"Low-wage employers in Washington, D.C., discriminate against applicants with longer commutes and those with stereotypically “black” names," reports Denise-Marie Ordway, previewing a study [pdf] forthcoming in the Journal of Human Resources.
"The study finds that when presented with otherwise similar resumes, hiring managers who are trying to fill a position that requires only a high school diploma are less likely to call back applicants who live farther away. Applicants from distant communities get 14 percent fewer callbacks than those living nearby," according to Ordway.
The finding about a preference for hiring people with shorter commutes is separate from the study's other finding: that people with stereotypically black sounding names are also less likely to receive hiring call backs.
The author of the story, David C. Phillips, views these findings as likely to mirror similar realities in other cities. "[Phillips] suggests that policies aimed at moving lower-income adults closer to jobs or better public transportation systems may improve their chances of securing work," according to Ordwell. The article also clearly stands the new study in contrast to a 2007 study by scholars at the National Bureau of Economic Research and Harvard University finding that "public housing residents did not improve their work status after moving to higher-income areas."

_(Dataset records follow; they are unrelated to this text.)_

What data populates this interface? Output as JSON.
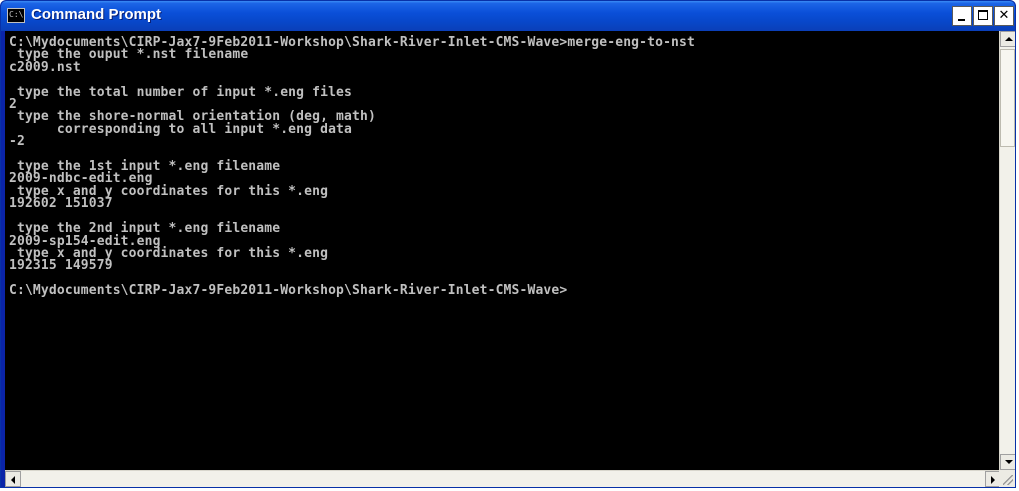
{
  "window": {
    "title": "Command Prompt",
    "icon": "console-app-icon",
    "icon_label": "C:\\",
    "buttons": {
      "minimize": "minimize-icon",
      "maximize": "maximize-icon",
      "close_glyph": "✕"
    }
  },
  "colors": {
    "titlebar": "#0a4fd8",
    "console_background": "#000000",
    "console_text": "#c0c0c0"
  },
  "console": {
    "output": "C:\\Mydocuments\\CIRP-Jax7-9Feb2011-Workshop\\Shark-River-Inlet-CMS-Wave>merge-eng-to-nst\n type the ouput *.nst filename\nc2009.nst\n\n type the total number of input *.eng files\n2\n type the shore-normal orientation (deg, math)\n      corresponding to all input *.eng data\n-2\n\n type the 1st input *.eng filename\n2009-ndbc-edit.eng\n type x and y coordinates for this *.eng\n192602 151037\n\n type the 2nd input *.eng filename\n2009-sp154-edit.eng\n type x and y coordinates for this *.eng\n192315 149579\n\nC:\\Mydocuments\\CIRP-Jax7-9Feb2011-Workshop\\Shark-River-Inlet-CMS-Wave>"
  }
}
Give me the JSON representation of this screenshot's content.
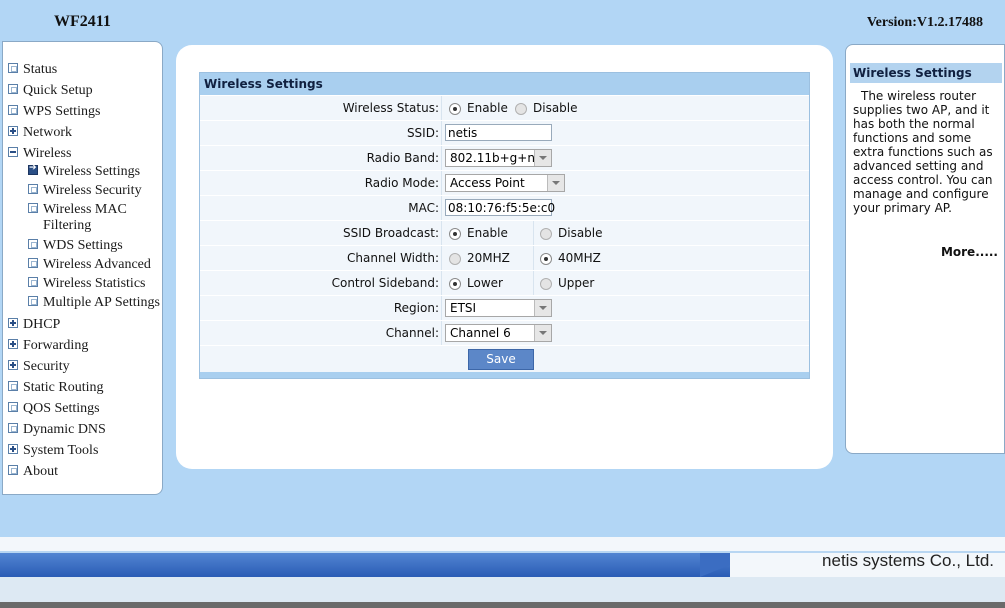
{
  "header": {
    "model": "WF2411",
    "version": "Version:V1.2.17488"
  },
  "menu": {
    "items": [
      {
        "label": "Status",
        "icon": "page-icon"
      },
      {
        "label": "Quick Setup",
        "icon": "page-icon"
      },
      {
        "label": "WPS Settings",
        "icon": "page-icon"
      },
      {
        "label": "Network",
        "icon": "plus-icon"
      },
      {
        "label": "Wireless",
        "icon": "minus-icon"
      },
      {
        "label": "Wireless Settings",
        "icon": "arrow-icon"
      },
      {
        "label": "Wireless Security",
        "icon": "page-icon"
      },
      {
        "label": "Wireless MAC",
        "label2": "Filtering",
        "icon": "page-icon"
      },
      {
        "label": "WDS Settings",
        "icon": "page-icon"
      },
      {
        "label": "Wireless Advanced",
        "icon": "page-icon"
      },
      {
        "label": "Wireless Statistics",
        "icon": "page-icon"
      },
      {
        "label": "Multiple AP Settings",
        "icon": "page-icon"
      },
      {
        "label": "DHCP",
        "icon": "plus-icon"
      },
      {
        "label": "Forwarding",
        "icon": "plus-icon"
      },
      {
        "label": "Security",
        "icon": "plus-icon"
      },
      {
        "label": "Static Routing",
        "icon": "page-icon"
      },
      {
        "label": "QOS Settings",
        "icon": "page-icon"
      },
      {
        "label": "Dynamic DNS",
        "icon": "page-icon"
      },
      {
        "label": "System Tools",
        "icon": "plus-icon"
      },
      {
        "label": "About",
        "icon": "page-icon"
      }
    ]
  },
  "form": {
    "title": "Wireless Settings",
    "wireless_status": {
      "label": "Wireless Status:",
      "opt1": "Enable",
      "opt2": "Disable"
    },
    "ssid": {
      "label": "SSID:",
      "value": "netis"
    },
    "radio_band": {
      "label": "Radio Band:",
      "value": "802.11b+g+n"
    },
    "radio_mode": {
      "label": "Radio Mode:",
      "value": "Access Point"
    },
    "mac": {
      "label": "MAC:",
      "value": "08:10:76:f5:5e:c0"
    },
    "ssid_broadcast": {
      "label": "SSID Broadcast:",
      "opt1": "Enable",
      "opt2": "Disable"
    },
    "channel_width": {
      "label": "Channel Width:",
      "opt1": "20MHZ",
      "opt2": "40MHZ"
    },
    "control_sideband": {
      "label": "Control Sideband:",
      "opt1": "Lower",
      "opt2": "Upper"
    },
    "region": {
      "label": "Region:",
      "value": "ETSI"
    },
    "channel": {
      "label": "Channel:",
      "value": "Channel 6"
    },
    "save": "Save"
  },
  "help": {
    "title": "Wireless Settings",
    "text": "The wireless router supplies two AP, and it has both the normal functions and some extra functions such as advanced setting and access control. You can manage and configure your primary AP.",
    "more": "More....."
  },
  "footer": {
    "company": "netis systems Co., Ltd."
  }
}
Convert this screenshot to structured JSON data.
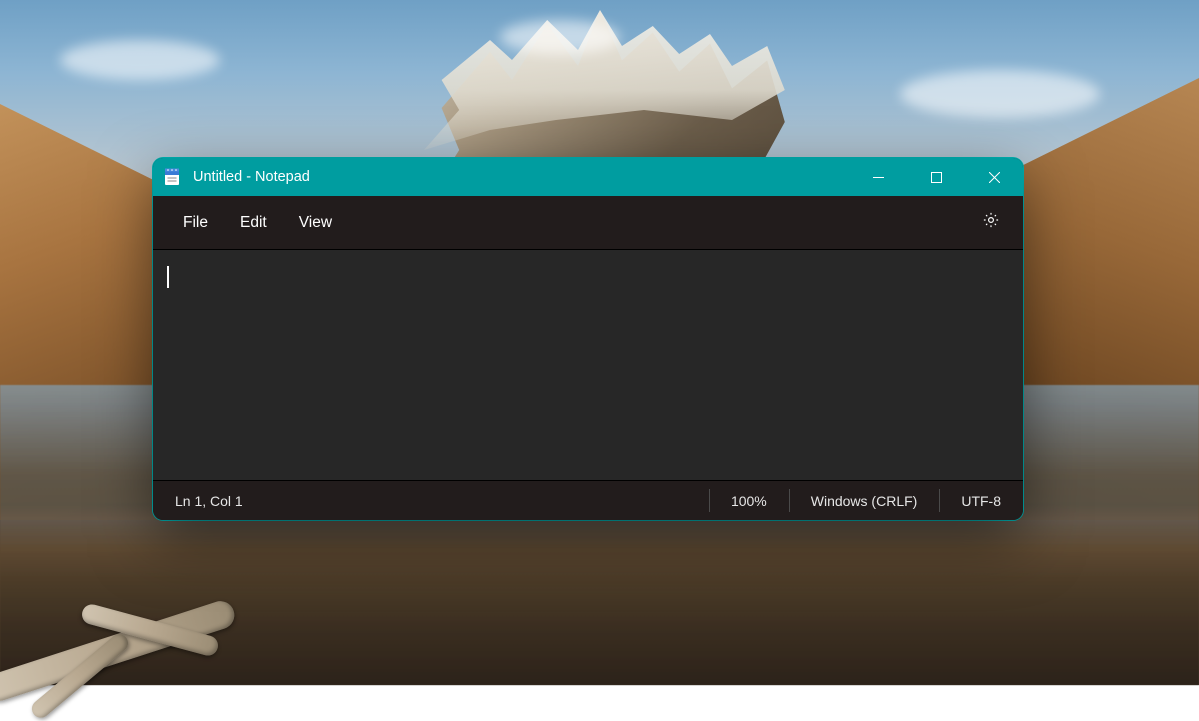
{
  "window": {
    "title": "Untitled - Notepad"
  },
  "menubar": {
    "file": "File",
    "edit": "Edit",
    "view": "View"
  },
  "editor": {
    "content": ""
  },
  "statusbar": {
    "position": "Ln 1, Col 1",
    "zoom": "100%",
    "line_ending": "Windows (CRLF)",
    "encoding": "UTF-8"
  }
}
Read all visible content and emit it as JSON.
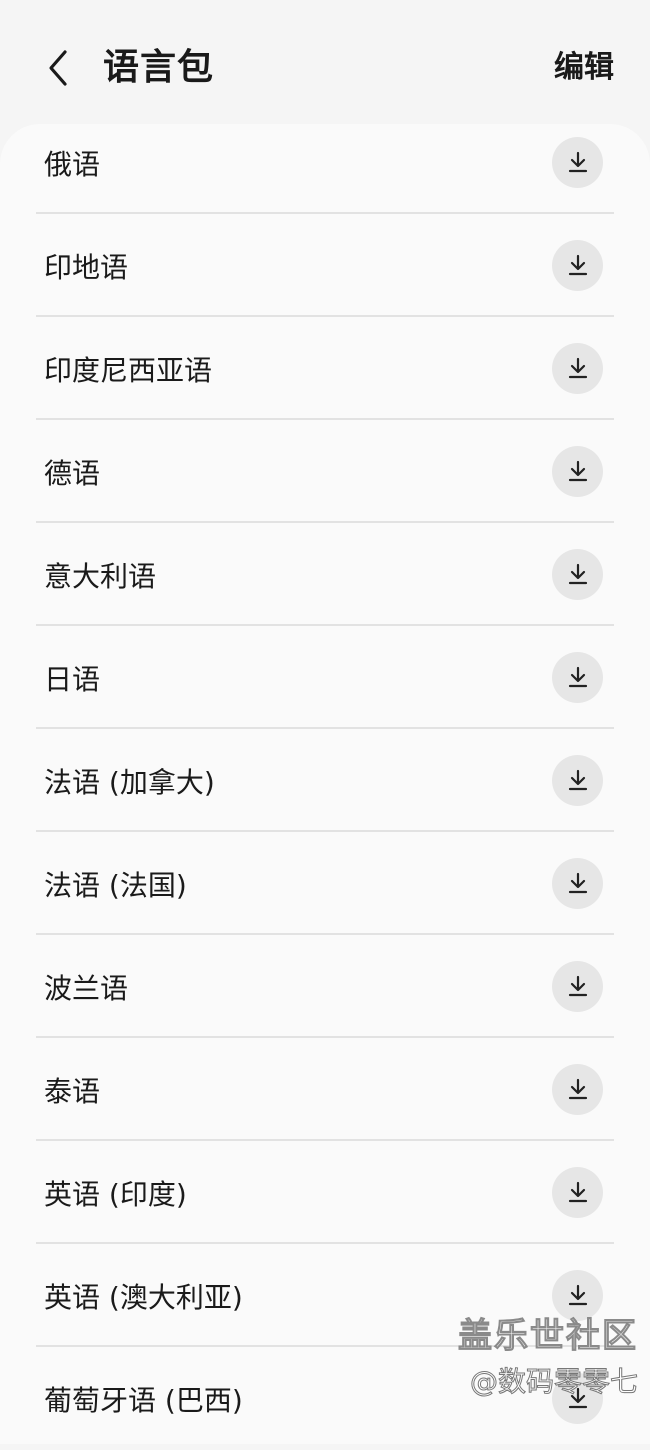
{
  "header": {
    "title": "语言包",
    "edit_label": "编辑",
    "back_icon": "chevron-left-icon"
  },
  "languages": [
    {
      "label": "俄语",
      "icon": "download-icon"
    },
    {
      "label": "印地语",
      "icon": "download-icon"
    },
    {
      "label": "印度尼西亚语",
      "icon": "download-icon"
    },
    {
      "label": "德语",
      "icon": "download-icon"
    },
    {
      "label": "意大利语",
      "icon": "download-icon"
    },
    {
      "label": "日语",
      "icon": "download-icon"
    },
    {
      "label": "法语 (加拿大)",
      "icon": "download-icon"
    },
    {
      "label": "法语 (法国)",
      "icon": "download-icon"
    },
    {
      "label": "波兰语",
      "icon": "download-icon"
    },
    {
      "label": "泰语",
      "icon": "download-icon"
    },
    {
      "label": "英语 (印度)",
      "icon": "download-icon"
    },
    {
      "label": "英语 (澳大利亚)",
      "icon": "download-icon"
    },
    {
      "label": "葡萄牙语 (巴西)",
      "icon": "download-icon"
    }
  ],
  "watermark": {
    "line1": "盖乐世社区",
    "line2": "@数码零零七"
  },
  "colors": {
    "background": "#f5f5f5",
    "card": "#fafafa",
    "button_bg": "#e6e6e6",
    "divider": "#e2e2e2",
    "text": "#1a1a1a"
  }
}
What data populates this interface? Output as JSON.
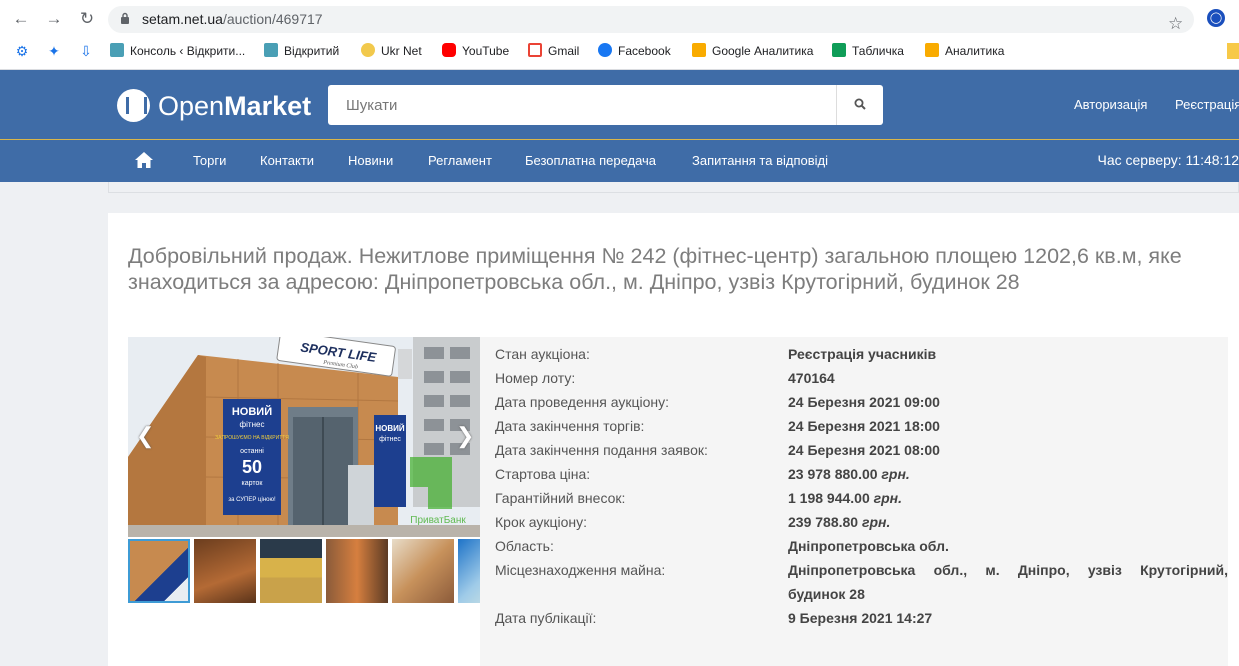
{
  "browser": {
    "url_host": "setam.net.ua",
    "url_path": "/auction/469717",
    "bookmarks": [
      "Консоль ‹ Відкрити...",
      "Відкритий",
      "Ukr Net",
      "YouTube",
      "Gmail",
      "Facebook",
      "Google Аналитика",
      "Табличка",
      "Аналитика"
    ]
  },
  "header": {
    "logo_light": "Open",
    "logo_bold": "Market",
    "search_placeholder": "Шукати",
    "login": "Авторизація",
    "register": "Реєстрація"
  },
  "nav": {
    "items": [
      "Торги",
      "Контакти",
      "Новини",
      "Регламент",
      "Безоплатна передача",
      "Запитання та відповіді"
    ],
    "server_time": "Час серверу: 11:48:12"
  },
  "auction": {
    "title": "Добровільний продаж. Нежитлове приміщення № 242 (фітнес-центр) загальною площею 1202,6 кв.м, яке знаходиться за адресою: Дніпропетровська обл., м. Дніпро, узвіз Крутогірний, будинок 28",
    "photo": {
      "sign_top": "SPORT LIFE",
      "sign_sub": "Premium Club",
      "banner_left": [
        "НОВИЙ",
        "фітнес",
        "ЗАПРОШУЄМО НА ВІДКРИТТЯ",
        "останні",
        "50",
        "карток",
        "за СУПЕР ціною!"
      ],
      "banner_right": [
        "НОВИЙ",
        "фітнес"
      ],
      "watermark": "ПриватБанк"
    },
    "fields": [
      {
        "label": "Стан аукціона:",
        "value": "Реєстрація учасників"
      },
      {
        "label": "Номер лоту:",
        "value": "470164"
      },
      {
        "label": "Дата проведення аукціону:",
        "value": "24 Березня 2021 09:00"
      },
      {
        "label": "Дата закінчення торгів:",
        "value": "24 Березня 2021 18:00"
      },
      {
        "label": "Дата закінчення подання заявок:",
        "value": "24 Березня 2021 08:00"
      },
      {
        "label": "Стартова ціна:",
        "value": "23 978 880.00",
        "unit": "грн."
      },
      {
        "label": "Гарантійний внесок:",
        "value": "1 198 944.00",
        "unit": "грн."
      },
      {
        "label": "Крок аукціону:",
        "value": "239 788.80",
        "unit": "грн."
      },
      {
        "label": "Область:",
        "value": "Дніпропетровська обл."
      },
      {
        "label": "Місцезнаходження майна:",
        "value": "Дніпропетровська обл., м. Дніпро, узвіз Крутогірний,",
        "value2": "будинок 28"
      },
      {
        "label": "Дата публікації:",
        "value": "9 Березня 2021 14:27"
      }
    ]
  }
}
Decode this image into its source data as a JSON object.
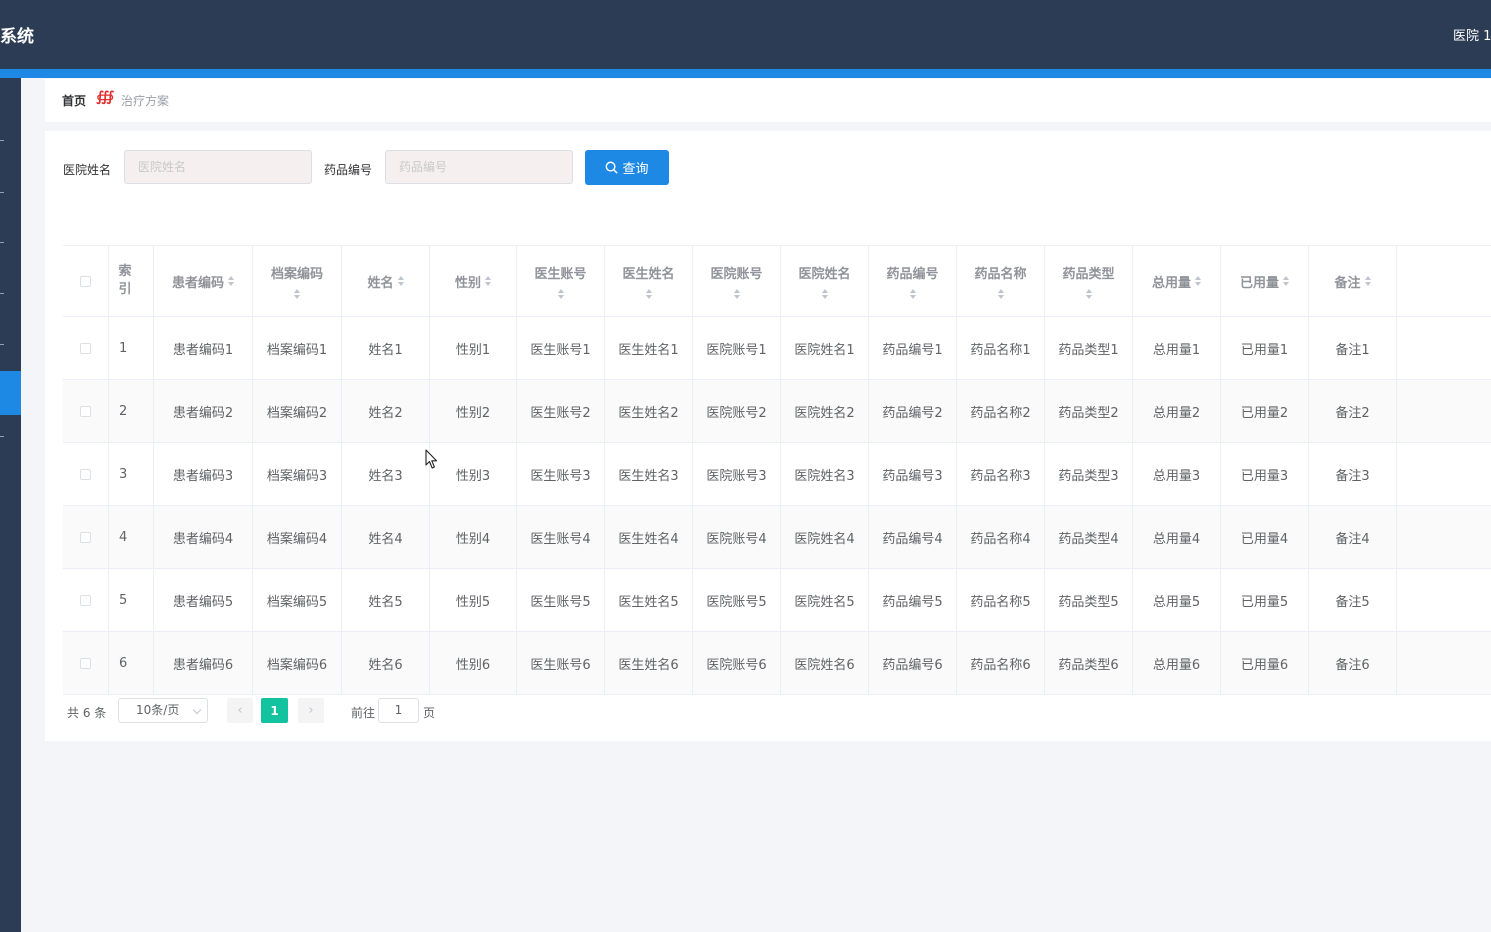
{
  "header": {
    "title": "系统",
    "user": "医院 1"
  },
  "breadcrumb": {
    "home": "首页",
    "separator": "∰",
    "current": "治疗方案"
  },
  "search": {
    "hospital_label": "医院姓名",
    "hospital_placeholder": "医院姓名",
    "drug_label": "药品编号",
    "drug_placeholder": "药品编号",
    "query_button": "查询"
  },
  "table": {
    "columns": [
      {
        "key": "index",
        "label": "索引",
        "sortable": false
      },
      {
        "key": "patient_code",
        "label": "患者编码",
        "sortable": true
      },
      {
        "key": "archive_code",
        "label": "档案编码",
        "sortable": true
      },
      {
        "key": "name",
        "label": "姓名",
        "sortable": true
      },
      {
        "key": "gender",
        "label": "性别",
        "sortable": true
      },
      {
        "key": "doctor_account",
        "label": "医生账号",
        "sortable": true
      },
      {
        "key": "doctor_name",
        "label": "医生姓名",
        "sortable": true
      },
      {
        "key": "hospital_account",
        "label": "医院账号",
        "sortable": true
      },
      {
        "key": "hospital_name",
        "label": "医院姓名",
        "sortable": true
      },
      {
        "key": "drug_code",
        "label": "药品编号",
        "sortable": true
      },
      {
        "key": "drug_name",
        "label": "药品名称",
        "sortable": true
      },
      {
        "key": "drug_type",
        "label": "药品类型",
        "sortable": true
      },
      {
        "key": "total",
        "label": "总用量",
        "sortable": true
      },
      {
        "key": "used",
        "label": "已用量",
        "sortable": true
      },
      {
        "key": "remark",
        "label": "备注",
        "sortable": true
      }
    ],
    "rows": [
      [
        "1",
        "患者编码1",
        "档案编码1",
        "姓名1",
        "性别1",
        "医生账号1",
        "医生姓名1",
        "医院账号1",
        "医院姓名1",
        "药品编号1",
        "药品名称1",
        "药品类型1",
        "总用量1",
        "已用量1",
        "备注1"
      ],
      [
        "2",
        "患者编码2",
        "档案编码2",
        "姓名2",
        "性别2",
        "医生账号2",
        "医生姓名2",
        "医院账号2",
        "医院姓名2",
        "药品编号2",
        "药品名称2",
        "药品类型2",
        "总用量2",
        "已用量2",
        "备注2"
      ],
      [
        "3",
        "患者编码3",
        "档案编码3",
        "姓名3",
        "性别3",
        "医生账号3",
        "医生姓名3",
        "医院账号3",
        "医院姓名3",
        "药品编号3",
        "药品名称3",
        "药品类型3",
        "总用量3",
        "已用量3",
        "备注3"
      ],
      [
        "4",
        "患者编码4",
        "档案编码4",
        "姓名4",
        "性别4",
        "医生账号4",
        "医生姓名4",
        "医院账号4",
        "医院姓名4",
        "药品编号4",
        "药品名称4",
        "药品类型4",
        "总用量4",
        "已用量4",
        "备注4"
      ],
      [
        "5",
        "患者编码5",
        "档案编码5",
        "姓名5",
        "性别5",
        "医生账号5",
        "医生姓名5",
        "医院账号5",
        "医院姓名5",
        "药品编号5",
        "药品名称5",
        "药品类型5",
        "总用量5",
        "已用量5",
        "备注5"
      ],
      [
        "6",
        "患者编码6",
        "档案编码6",
        "姓名6",
        "性别6",
        "医生账号6",
        "医生姓名6",
        "医院账号6",
        "医院姓名6",
        "药品编号6",
        "药品名称6",
        "药品类型6",
        "总用量6",
        "已用量6",
        "备注6"
      ]
    ]
  },
  "pagination": {
    "total": "共 6 条",
    "page_size": "10条/页",
    "prev": "‹",
    "current_page": "1",
    "next": "›",
    "goto_label": "前往",
    "goto_value": "1",
    "page_unit": "页"
  },
  "colors": {
    "header": "#2c3c55",
    "accent": "#1e88e5",
    "active_page": "#13c29f"
  }
}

Phillips also presents these findings as troubling in light of an increasing super commuters and low-income populations moving farther afield in metropolitan areas, drastically increasing commute trip lengths in the demographic.
The new study also isn't the first to find evidence of bias against super commuters. A Planetizen blog post by Shane Philips from February 2014 details the findings and implications of similar analysis conducted at Xerox Services.